IskIt began with our networks. We put feelers out, asked friends if they had a special grandmother we might be able to spend a day in the kitchen with. Soon enough, people got wind of what we were doing and started to reach out.

It began with our networks. We put feelers out, asked friends if they had a special grandmother we might be able to spend a day in the kitchen with. Soon enough, people got wind of what we were doing and started to reach out.

Travelling from the UK to Greece, France, Spain, Italy, Croatia, Poland and way further to Cuba, the USA, Mexico and Russia to cook with grannies of all ages, background and ethnicities for a weekend each time, we’ve picked up more than just culinary tips on our great gran mission.

“There’s an intimacy to be found in someone’s kitchen… we form a bond with every woman we cook with.”

The life experience that we’ve been gifted through this project is extraordinary. Leaving a grandmother’s home after spending a day or weekend with her in her kitchen has become much like leaving our own grandmothers. They hug us tight and insist we come over again and we walk out with such warmth – in heart and belly. It is at these moments that we realise how important the project we’ve embarked on together is, picking up wisdom from women who know what it is to have truly lived. 

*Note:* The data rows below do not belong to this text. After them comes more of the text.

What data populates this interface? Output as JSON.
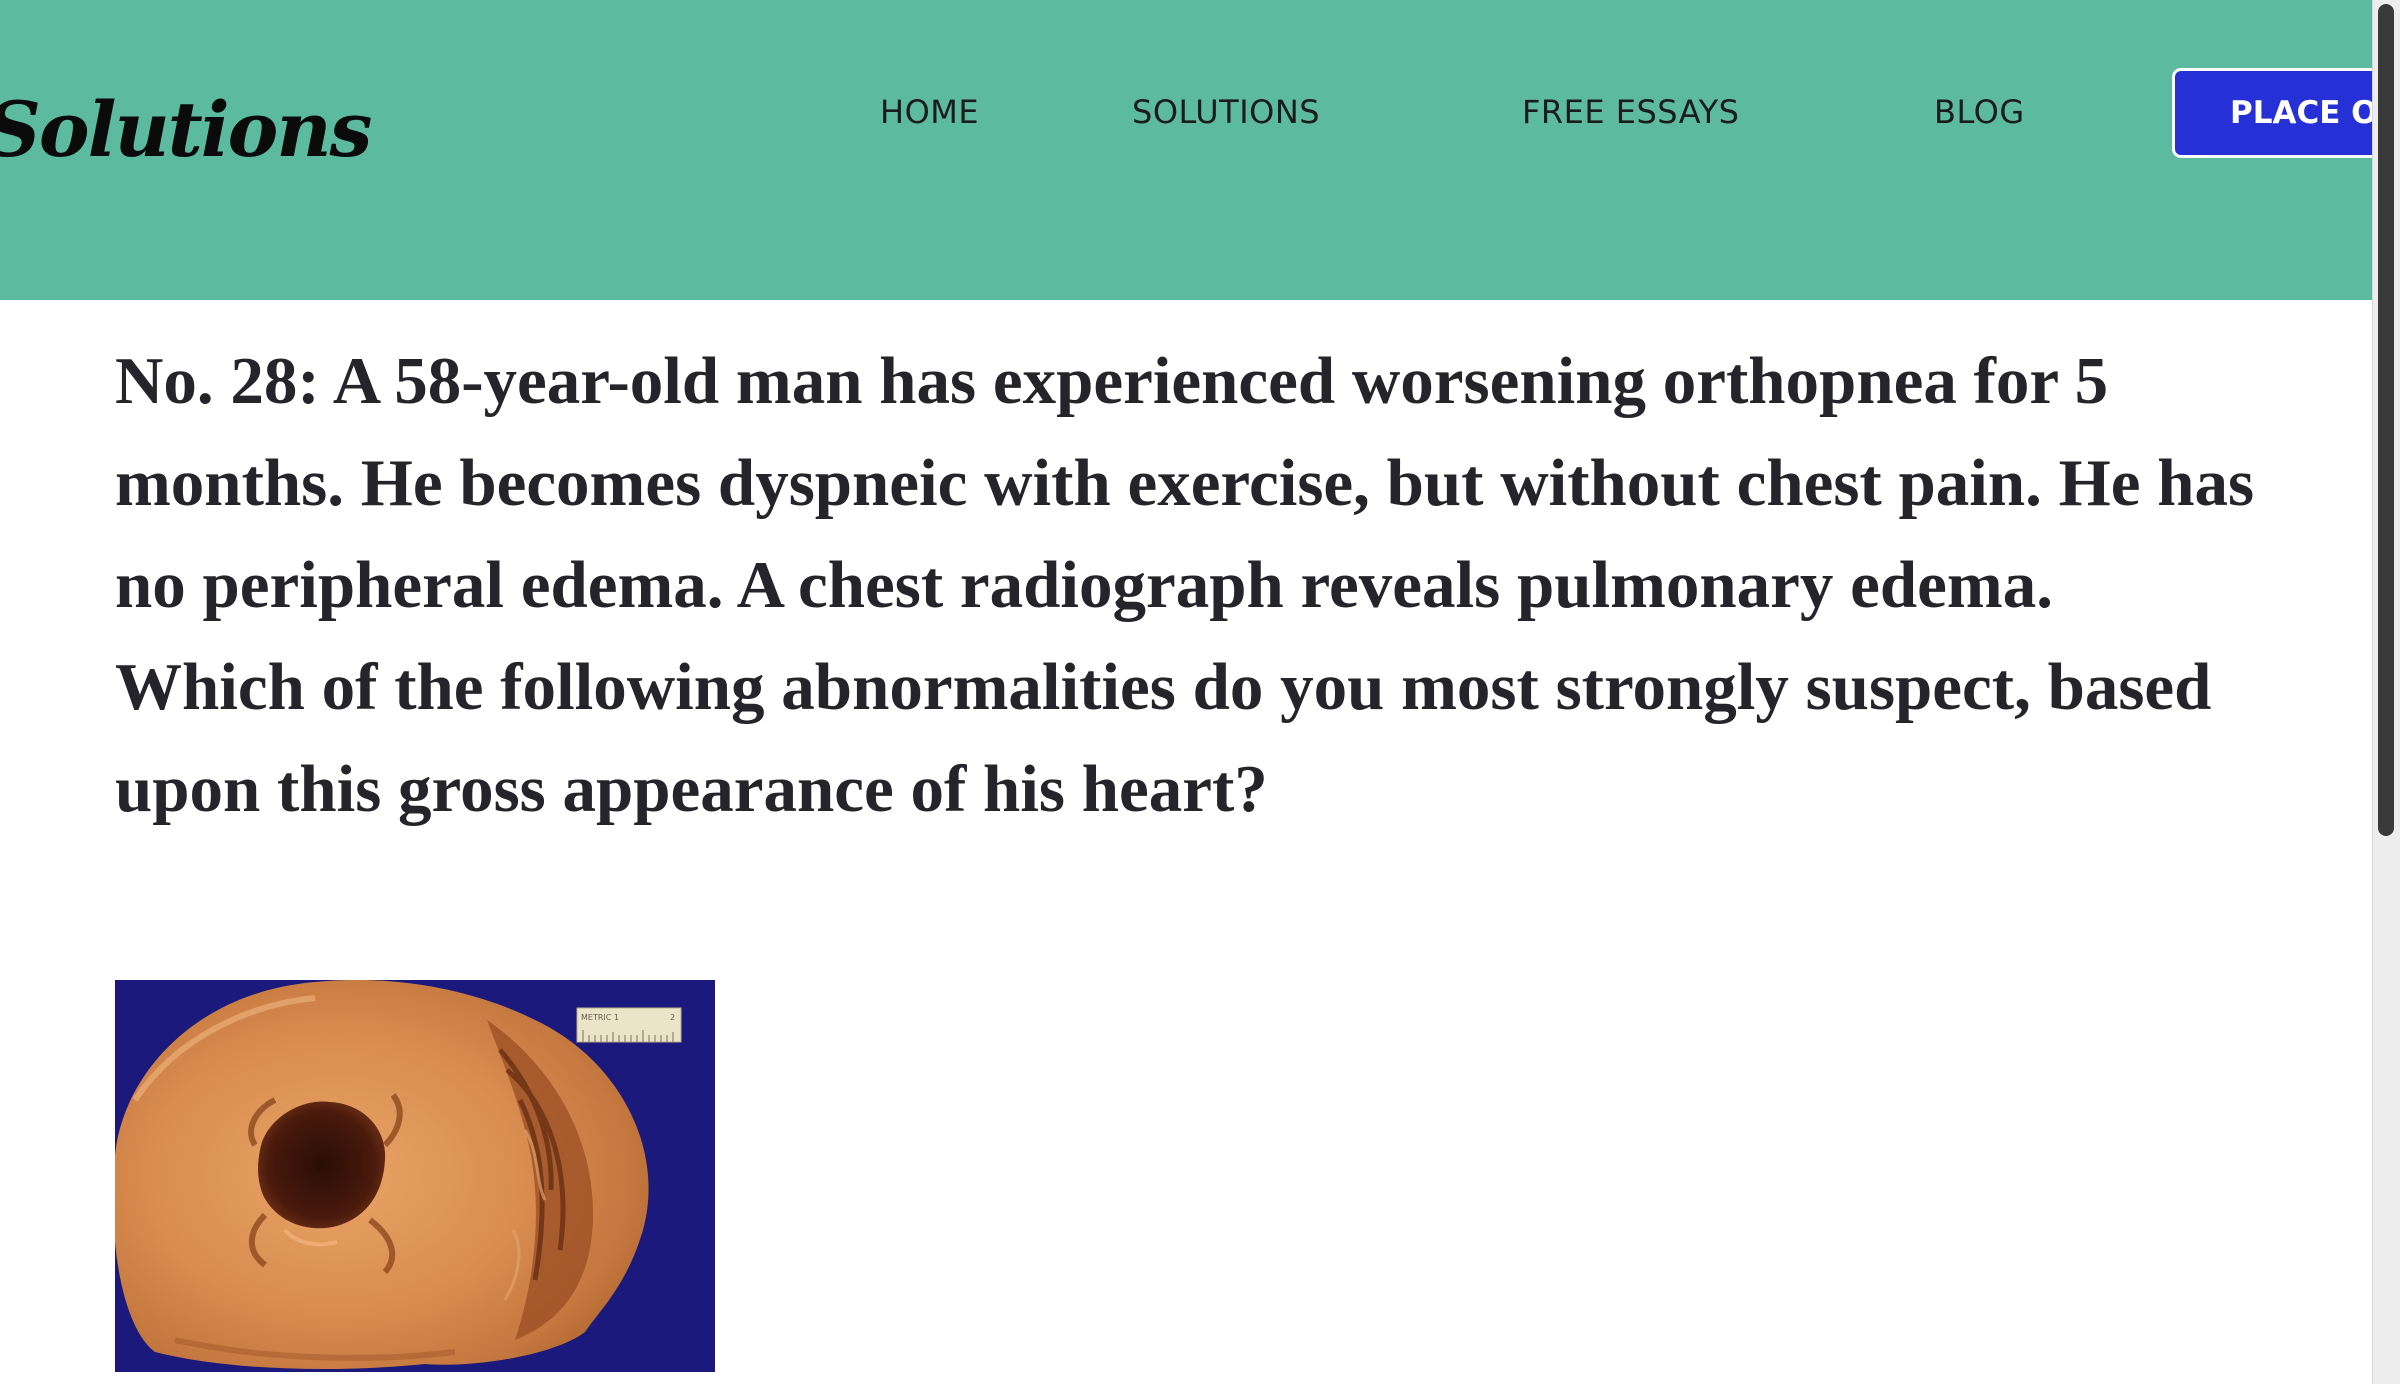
{
  "header": {
    "logo_text": "Solutions",
    "nav": {
      "home": "HOME",
      "solutions": "SOLUTIONS",
      "free_essays": "FREE ESSAYS",
      "blog": "BLOG"
    },
    "cta_label": "PLACE ORDER",
    "colors": {
      "header_bg": "#5cbb9e",
      "cta_bg": "#2530d6"
    }
  },
  "main": {
    "question_text": "No. 28: A 58-year-old man has experienced worsening orthopnea for 5 months. He becomes dyspneic with exercise, but without chest pain. He has no peripheral edema. A chest radiograph reveals pulmonary edema. Which of the following abnormalities do you most strongly suspect, based upon this gross appearance of his heart?",
    "image": {
      "ruler_label": "METRIC 1",
      "ruler_number": "2"
    }
  }
}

We expected to pick up some good recipes doing Grand Dishes, we never could have imagined what we would learn about love, life and relationships. We have laughed hysterically and cried a lot. There have been grannies wearing pink wigs, chainsaw demonstrations, a whole tray of pasta bake dropped, a platter of peppers slipping off a granny’s head and onto the floor. They give as good as they get. They tell us exactly what they’re thinking. 

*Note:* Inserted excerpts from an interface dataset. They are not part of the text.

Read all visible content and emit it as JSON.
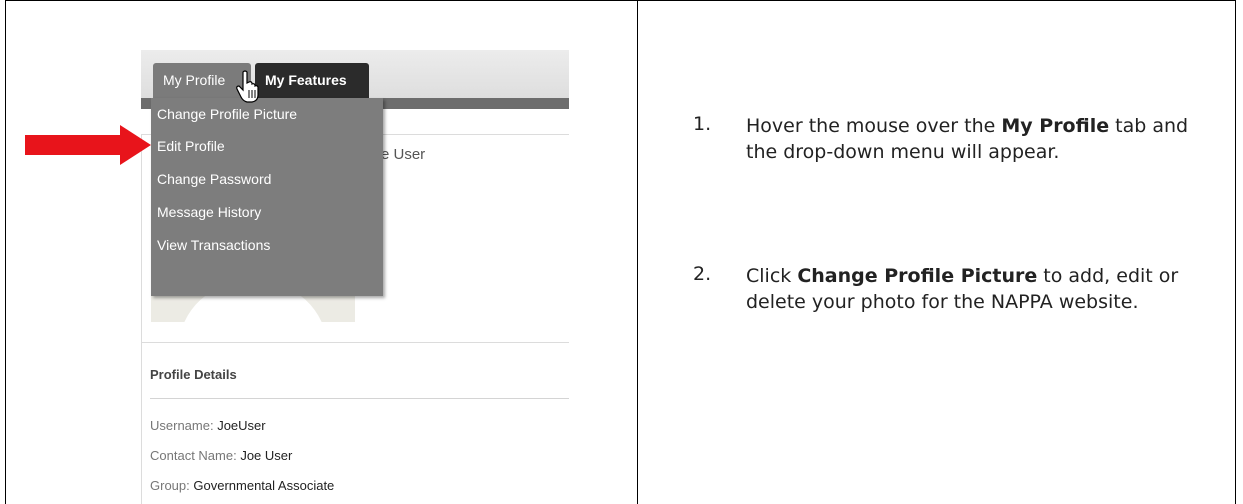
{
  "tabs": {
    "my_profile": "My Profile",
    "my_features": "My Features"
  },
  "dropdown": {
    "items": [
      "Change Profile Picture",
      "Edit Profile",
      "Change Password",
      "Message History",
      "View Transactions"
    ]
  },
  "profile": {
    "partial_name": "e User"
  },
  "details": {
    "title": "Profile Details",
    "rows": [
      {
        "label": "Username:",
        "value": "JoeUser"
      },
      {
        "label": "Contact Name:",
        "value": "Joe User"
      },
      {
        "label": "Group:",
        "value": "Governmental Associate"
      }
    ]
  },
  "instructions": {
    "step1": {
      "num": "1.",
      "pre": "Hover the mouse over the ",
      "bold": "My Profile",
      "post": " tab and the drop-down menu will appear."
    },
    "step2": {
      "num": "2.",
      "pre": "Click ",
      "bold": "Change Profile Picture",
      "post": " to add, edit or delete your photo for the NAPPA website."
    }
  },
  "colors": {
    "arrow": "#e8141b",
    "menu_bg": "#7d7d7d",
    "tab_active": "#2b2b2b"
  }
}
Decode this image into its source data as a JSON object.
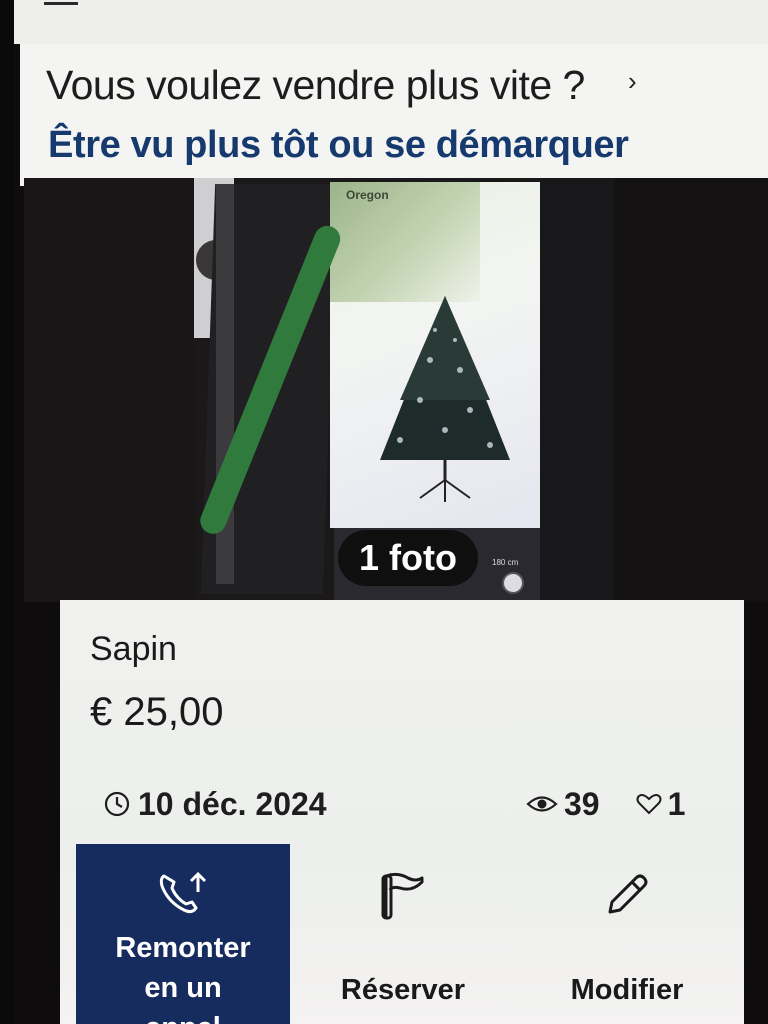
{
  "promo": {
    "title": "Vous voulez vendre plus vite ?",
    "chevron": "›",
    "subtitle": "Être vu plus tôt ou se démarquer"
  },
  "photo": {
    "count_label": "1 foto",
    "box_brand": "Oregon",
    "size_label": "180 cm"
  },
  "listing": {
    "title": "Sapin",
    "price": "€ 25,00",
    "date": "10 déc. 2024",
    "views": "39",
    "favorites": "1"
  },
  "actions": {
    "bump_label_line1": "Remonter",
    "bump_label_line2": "en un",
    "bump_label_line3": "appel",
    "reserve_label": "Réserver",
    "edit_label": "Modifier"
  },
  "icons": {
    "menu": "menu-icon",
    "chevron": "chevron-right-icon",
    "clock": "clock-icon",
    "views": "eye-icon",
    "favorites": "heart-icon",
    "bump": "phone-up-icon",
    "reserve": "flag-icon",
    "edit": "pencil-icon"
  },
  "colors": {
    "brand_navy": "#172c5e",
    "subtitle_blue": "#163a6e"
  }
}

There’s an intimacy to be found in someone’s kitchen. Invited into these grandmothers’ homes for a weekend, from a Sicilian farm to a cacti-populated private island in Croatia, sharing simple tasks in a kitchen filled with the smells and flavours of a dish loaded with special memories, we form a bond with every woman we cook with.

That bond, quite naturally, has led to questions we both internally have been churning over and over. “How did you know when you’d met ‘the one?’” “What makes a happy marriage?” “How do you deal with grief?” and “How does it really feel to be old?”

Both in our late twenties, we looked to these grandmothers for the answers we haven’t lived long enough to give to each other. Open, willing and with so much wisdom, the answers came over a boiling pot, a finely chopped onion or a table creaking with the weight of the many dishes we’d set upon it. They are now sealed forever in this book, along with the recipes that have seasoned these womens’ lives. 

They have changed the way we think, reminded us of the importance of looking forward, being kind, of love and legacy (be it through children, good deeds or special recipes) and that strange, shocking things could happen at any moment. Ultimately, that we should not worry so much about what we don’t yet know and just feast on life. 

— the pantry post.

sign up to our newsletter to recieve the latest food news, recipes & ideas for dining in and out.